الإبداع / ابتكار
I’ve spent three of the last 5 weeks in Saudi Arabia working on an Innovation Project for a Government Agency. I had a wonderful time. The Saudis are so kind and generous (and fun) to work with.
One interesting issue that you are faced with when talking about innovation in the Middle East is the distinction between innovation and creativity. It’s a language issue. Many people translate innovation as الإبداع which phonetically sounds like “alib-dar” which is also the word for creativity. There is a word in Arabic word for innovation which is ابتكار which is pronounced phonetically as “iptikar” but it’s lesser known.
For native English speakers it’s a simple difference; creativity is the act of imagining or conceiving something new and innovation is the act of creating or implementing something new. Innovation means innovation and creativity means creativity. In the Arabic World, you have to explain the difference.
I always feel that if you have to explain a word, it’s a word to avoid but that’s rather problematic when you are being paid to help make an organisation more innovative (or did they hire me to help make them more creative?)
My problem with calling it creativity is simple: We all learn (or are told) – probably at primary school whether we are creative or not. Usually it’s by dis-association in that they are not one of those children that can paint, sing or play a musical instrument. When people come to an innovation or ideation workshop I regularly hear people say therefore “I’m not creative”. I’ve never heard someone pronounce “I’m not very innovative”!
Actually, the reverse is true. My friend Eihab Othman of Idea Paint Arabia put it brilliantly; “we are all creative to some extent. When we match a shirt with trousers in a shop or when we serve food and deliberately place the components on the plate to look nice, we are demonstrating creativity”.
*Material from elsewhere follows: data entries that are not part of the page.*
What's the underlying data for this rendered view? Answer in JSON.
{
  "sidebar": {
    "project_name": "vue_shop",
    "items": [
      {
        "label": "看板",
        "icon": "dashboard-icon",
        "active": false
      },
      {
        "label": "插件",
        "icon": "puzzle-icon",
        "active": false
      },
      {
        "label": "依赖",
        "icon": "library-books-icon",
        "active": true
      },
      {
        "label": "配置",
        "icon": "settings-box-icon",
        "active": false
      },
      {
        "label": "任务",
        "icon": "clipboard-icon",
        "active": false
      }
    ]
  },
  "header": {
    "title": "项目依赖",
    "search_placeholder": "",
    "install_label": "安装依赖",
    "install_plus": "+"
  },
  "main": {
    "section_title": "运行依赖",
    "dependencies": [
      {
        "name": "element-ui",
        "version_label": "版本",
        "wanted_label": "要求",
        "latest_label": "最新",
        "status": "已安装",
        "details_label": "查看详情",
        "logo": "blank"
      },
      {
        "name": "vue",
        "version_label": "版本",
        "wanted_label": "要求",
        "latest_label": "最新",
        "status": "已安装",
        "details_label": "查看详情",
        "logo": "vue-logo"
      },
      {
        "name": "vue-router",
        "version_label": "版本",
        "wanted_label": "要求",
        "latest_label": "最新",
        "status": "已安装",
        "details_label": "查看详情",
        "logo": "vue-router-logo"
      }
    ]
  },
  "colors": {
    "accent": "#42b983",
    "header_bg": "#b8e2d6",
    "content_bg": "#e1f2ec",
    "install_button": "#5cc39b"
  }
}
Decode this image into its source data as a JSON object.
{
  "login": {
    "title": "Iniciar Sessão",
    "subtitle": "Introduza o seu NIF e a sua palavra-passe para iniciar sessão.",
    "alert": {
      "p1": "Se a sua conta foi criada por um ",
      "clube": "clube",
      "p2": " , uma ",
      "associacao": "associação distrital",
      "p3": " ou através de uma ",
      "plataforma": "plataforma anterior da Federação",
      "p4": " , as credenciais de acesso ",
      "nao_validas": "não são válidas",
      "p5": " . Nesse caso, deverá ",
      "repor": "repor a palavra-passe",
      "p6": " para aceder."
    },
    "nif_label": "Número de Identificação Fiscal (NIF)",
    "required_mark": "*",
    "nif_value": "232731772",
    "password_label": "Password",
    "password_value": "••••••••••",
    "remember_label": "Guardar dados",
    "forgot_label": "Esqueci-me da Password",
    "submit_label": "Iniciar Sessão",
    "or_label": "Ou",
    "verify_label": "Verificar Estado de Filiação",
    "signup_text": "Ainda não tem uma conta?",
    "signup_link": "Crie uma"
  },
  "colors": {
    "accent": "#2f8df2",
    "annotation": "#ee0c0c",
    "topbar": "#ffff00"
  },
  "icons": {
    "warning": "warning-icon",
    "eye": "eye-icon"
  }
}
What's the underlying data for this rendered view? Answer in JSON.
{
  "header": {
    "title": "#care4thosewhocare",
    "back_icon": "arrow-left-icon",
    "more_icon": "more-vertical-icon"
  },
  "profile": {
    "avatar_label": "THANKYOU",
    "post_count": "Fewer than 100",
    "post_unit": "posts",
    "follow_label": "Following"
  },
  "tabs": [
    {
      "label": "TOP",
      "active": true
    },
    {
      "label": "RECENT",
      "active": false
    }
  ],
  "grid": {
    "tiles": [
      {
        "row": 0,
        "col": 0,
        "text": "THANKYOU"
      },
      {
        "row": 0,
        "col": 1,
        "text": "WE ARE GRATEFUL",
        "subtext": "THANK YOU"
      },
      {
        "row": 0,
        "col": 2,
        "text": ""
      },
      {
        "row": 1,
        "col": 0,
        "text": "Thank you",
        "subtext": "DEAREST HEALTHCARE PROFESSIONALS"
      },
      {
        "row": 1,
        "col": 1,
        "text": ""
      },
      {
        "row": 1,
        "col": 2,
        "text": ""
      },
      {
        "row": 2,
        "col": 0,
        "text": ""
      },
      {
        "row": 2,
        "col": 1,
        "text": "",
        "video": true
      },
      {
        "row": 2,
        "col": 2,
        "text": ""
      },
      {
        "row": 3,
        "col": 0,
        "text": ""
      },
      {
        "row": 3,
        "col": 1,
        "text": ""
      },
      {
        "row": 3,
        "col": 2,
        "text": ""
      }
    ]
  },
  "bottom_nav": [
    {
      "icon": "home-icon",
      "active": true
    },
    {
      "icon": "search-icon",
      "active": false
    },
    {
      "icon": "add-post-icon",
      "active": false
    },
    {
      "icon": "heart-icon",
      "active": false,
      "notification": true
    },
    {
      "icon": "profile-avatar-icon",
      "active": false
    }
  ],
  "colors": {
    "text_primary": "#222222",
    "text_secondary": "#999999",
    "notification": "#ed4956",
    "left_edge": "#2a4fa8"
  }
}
We can’t say the same about our ability to innovate – it’s a skill that we need to learn and be actively engaged in doing.